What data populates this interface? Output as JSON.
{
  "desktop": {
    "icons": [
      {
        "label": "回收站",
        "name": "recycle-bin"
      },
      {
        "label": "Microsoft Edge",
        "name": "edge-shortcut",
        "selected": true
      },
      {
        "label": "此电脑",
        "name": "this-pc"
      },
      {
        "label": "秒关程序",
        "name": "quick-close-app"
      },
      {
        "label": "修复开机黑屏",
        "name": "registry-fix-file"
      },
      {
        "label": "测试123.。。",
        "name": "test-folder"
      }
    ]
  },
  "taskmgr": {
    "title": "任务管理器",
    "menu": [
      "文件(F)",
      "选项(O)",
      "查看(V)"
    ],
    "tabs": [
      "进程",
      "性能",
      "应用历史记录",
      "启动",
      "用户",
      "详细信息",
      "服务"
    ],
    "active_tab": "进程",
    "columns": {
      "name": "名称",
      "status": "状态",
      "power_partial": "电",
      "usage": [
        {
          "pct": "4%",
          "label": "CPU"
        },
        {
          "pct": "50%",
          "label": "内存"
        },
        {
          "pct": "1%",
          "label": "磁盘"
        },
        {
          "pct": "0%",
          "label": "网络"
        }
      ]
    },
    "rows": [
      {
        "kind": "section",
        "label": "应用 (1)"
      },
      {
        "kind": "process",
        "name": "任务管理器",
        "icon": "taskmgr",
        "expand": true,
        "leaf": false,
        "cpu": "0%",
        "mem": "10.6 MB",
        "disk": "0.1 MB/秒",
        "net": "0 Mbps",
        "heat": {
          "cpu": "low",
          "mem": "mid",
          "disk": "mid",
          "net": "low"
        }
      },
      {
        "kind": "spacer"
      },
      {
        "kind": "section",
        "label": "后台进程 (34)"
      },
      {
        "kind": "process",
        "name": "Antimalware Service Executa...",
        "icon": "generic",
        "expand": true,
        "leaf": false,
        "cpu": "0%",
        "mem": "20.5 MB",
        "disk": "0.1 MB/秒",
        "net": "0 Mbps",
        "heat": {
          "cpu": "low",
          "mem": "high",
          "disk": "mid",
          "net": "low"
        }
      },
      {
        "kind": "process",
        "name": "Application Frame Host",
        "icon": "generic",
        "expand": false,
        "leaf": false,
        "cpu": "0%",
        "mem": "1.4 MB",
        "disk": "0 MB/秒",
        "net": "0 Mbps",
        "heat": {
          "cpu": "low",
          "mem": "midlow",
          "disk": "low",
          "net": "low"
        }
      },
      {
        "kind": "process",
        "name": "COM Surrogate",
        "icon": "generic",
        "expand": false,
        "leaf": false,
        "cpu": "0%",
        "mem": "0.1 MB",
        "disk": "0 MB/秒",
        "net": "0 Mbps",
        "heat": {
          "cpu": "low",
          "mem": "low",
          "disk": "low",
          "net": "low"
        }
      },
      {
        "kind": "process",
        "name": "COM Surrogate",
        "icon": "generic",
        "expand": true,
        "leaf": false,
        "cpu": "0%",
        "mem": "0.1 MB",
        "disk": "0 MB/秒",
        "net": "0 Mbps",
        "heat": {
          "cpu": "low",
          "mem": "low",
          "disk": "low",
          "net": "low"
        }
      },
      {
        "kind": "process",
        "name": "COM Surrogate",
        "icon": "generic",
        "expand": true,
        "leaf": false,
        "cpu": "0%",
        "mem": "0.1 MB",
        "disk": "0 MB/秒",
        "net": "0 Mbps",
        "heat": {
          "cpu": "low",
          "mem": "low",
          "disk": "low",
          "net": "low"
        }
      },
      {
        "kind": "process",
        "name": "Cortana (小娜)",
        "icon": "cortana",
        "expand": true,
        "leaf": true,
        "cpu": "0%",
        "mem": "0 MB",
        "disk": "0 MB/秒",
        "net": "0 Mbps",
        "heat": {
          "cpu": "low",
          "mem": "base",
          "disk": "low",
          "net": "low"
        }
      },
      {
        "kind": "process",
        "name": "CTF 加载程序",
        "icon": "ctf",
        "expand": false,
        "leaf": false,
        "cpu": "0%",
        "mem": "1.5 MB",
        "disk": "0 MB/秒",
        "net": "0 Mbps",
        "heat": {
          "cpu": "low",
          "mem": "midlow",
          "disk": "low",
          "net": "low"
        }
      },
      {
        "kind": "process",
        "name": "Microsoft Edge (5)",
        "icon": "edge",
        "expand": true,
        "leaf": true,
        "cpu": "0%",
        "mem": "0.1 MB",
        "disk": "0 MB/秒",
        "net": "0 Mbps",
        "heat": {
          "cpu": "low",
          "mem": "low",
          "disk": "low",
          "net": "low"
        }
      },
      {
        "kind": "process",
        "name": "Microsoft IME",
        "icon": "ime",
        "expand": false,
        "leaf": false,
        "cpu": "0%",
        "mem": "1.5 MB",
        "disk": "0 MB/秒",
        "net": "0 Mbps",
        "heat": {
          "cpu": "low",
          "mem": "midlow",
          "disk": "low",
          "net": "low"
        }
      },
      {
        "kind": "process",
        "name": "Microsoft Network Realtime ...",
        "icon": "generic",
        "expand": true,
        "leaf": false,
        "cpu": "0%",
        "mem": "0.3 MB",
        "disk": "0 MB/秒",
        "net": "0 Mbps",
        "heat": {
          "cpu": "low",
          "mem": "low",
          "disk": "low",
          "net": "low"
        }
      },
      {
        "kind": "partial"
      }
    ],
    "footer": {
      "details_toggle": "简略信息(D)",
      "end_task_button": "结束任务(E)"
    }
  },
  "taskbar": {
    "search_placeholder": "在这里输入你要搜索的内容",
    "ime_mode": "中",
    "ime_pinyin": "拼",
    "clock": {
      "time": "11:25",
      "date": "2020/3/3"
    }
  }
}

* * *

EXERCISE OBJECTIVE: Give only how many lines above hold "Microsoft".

ANSWER TO THE EXERCISE: 4